▸ Saved data entries:
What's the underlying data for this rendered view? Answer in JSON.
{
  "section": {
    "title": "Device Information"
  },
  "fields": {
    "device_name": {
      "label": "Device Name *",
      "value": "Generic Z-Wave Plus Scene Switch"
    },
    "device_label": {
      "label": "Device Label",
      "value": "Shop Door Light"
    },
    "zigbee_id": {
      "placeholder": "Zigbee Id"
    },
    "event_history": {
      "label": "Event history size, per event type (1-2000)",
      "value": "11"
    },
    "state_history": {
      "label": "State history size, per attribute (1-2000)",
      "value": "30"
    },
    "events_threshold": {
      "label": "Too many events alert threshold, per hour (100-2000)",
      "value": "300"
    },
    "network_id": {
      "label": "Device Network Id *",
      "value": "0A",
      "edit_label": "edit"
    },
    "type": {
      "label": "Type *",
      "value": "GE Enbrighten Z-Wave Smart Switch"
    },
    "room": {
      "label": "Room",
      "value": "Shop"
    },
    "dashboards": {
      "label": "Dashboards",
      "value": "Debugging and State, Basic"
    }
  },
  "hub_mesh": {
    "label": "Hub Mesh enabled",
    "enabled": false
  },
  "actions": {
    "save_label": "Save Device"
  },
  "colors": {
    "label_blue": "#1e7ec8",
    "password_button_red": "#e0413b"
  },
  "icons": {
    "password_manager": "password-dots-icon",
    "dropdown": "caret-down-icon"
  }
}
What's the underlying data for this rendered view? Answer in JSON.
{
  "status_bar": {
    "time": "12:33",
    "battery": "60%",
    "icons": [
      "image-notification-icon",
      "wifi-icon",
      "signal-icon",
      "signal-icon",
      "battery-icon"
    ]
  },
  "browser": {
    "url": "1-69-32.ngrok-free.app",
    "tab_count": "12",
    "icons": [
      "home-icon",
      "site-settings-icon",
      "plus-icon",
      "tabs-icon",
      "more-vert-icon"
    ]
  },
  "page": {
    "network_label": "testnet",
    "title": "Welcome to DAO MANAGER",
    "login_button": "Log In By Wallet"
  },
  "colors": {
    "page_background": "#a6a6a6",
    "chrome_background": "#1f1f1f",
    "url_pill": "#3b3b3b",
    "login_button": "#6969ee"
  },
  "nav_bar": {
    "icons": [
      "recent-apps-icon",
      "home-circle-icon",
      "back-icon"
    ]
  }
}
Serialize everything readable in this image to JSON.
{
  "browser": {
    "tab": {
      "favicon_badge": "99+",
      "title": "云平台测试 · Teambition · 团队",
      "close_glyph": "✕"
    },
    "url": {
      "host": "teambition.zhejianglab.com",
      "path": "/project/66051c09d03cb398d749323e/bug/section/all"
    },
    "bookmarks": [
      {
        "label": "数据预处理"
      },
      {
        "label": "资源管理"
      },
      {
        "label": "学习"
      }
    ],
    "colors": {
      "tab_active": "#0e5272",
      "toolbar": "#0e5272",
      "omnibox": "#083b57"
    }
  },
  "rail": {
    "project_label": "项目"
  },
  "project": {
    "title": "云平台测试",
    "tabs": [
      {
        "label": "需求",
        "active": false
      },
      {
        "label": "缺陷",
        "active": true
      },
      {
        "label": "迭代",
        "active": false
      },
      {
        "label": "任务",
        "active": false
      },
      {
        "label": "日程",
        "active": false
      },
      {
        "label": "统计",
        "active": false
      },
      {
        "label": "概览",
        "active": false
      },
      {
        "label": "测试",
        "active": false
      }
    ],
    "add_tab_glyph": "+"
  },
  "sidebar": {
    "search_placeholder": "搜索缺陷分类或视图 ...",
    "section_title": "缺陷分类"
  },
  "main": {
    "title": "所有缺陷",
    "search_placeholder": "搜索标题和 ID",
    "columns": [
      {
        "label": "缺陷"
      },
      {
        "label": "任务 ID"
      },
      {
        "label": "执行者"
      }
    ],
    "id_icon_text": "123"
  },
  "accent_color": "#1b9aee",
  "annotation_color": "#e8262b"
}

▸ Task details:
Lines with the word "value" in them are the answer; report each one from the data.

▸ Solution below:
      "value": "Generic Z-Wave Plus Scene Switch"
      "value": "Shop Door Light"
      "value": "11"
      "value": "30"
      "value": "300"
      "value": "0A",
      "value": "GE Enbrighten Z-Wave Smart Switch"
      "value": "Shop"
      "value": "Debugging and State, Basic"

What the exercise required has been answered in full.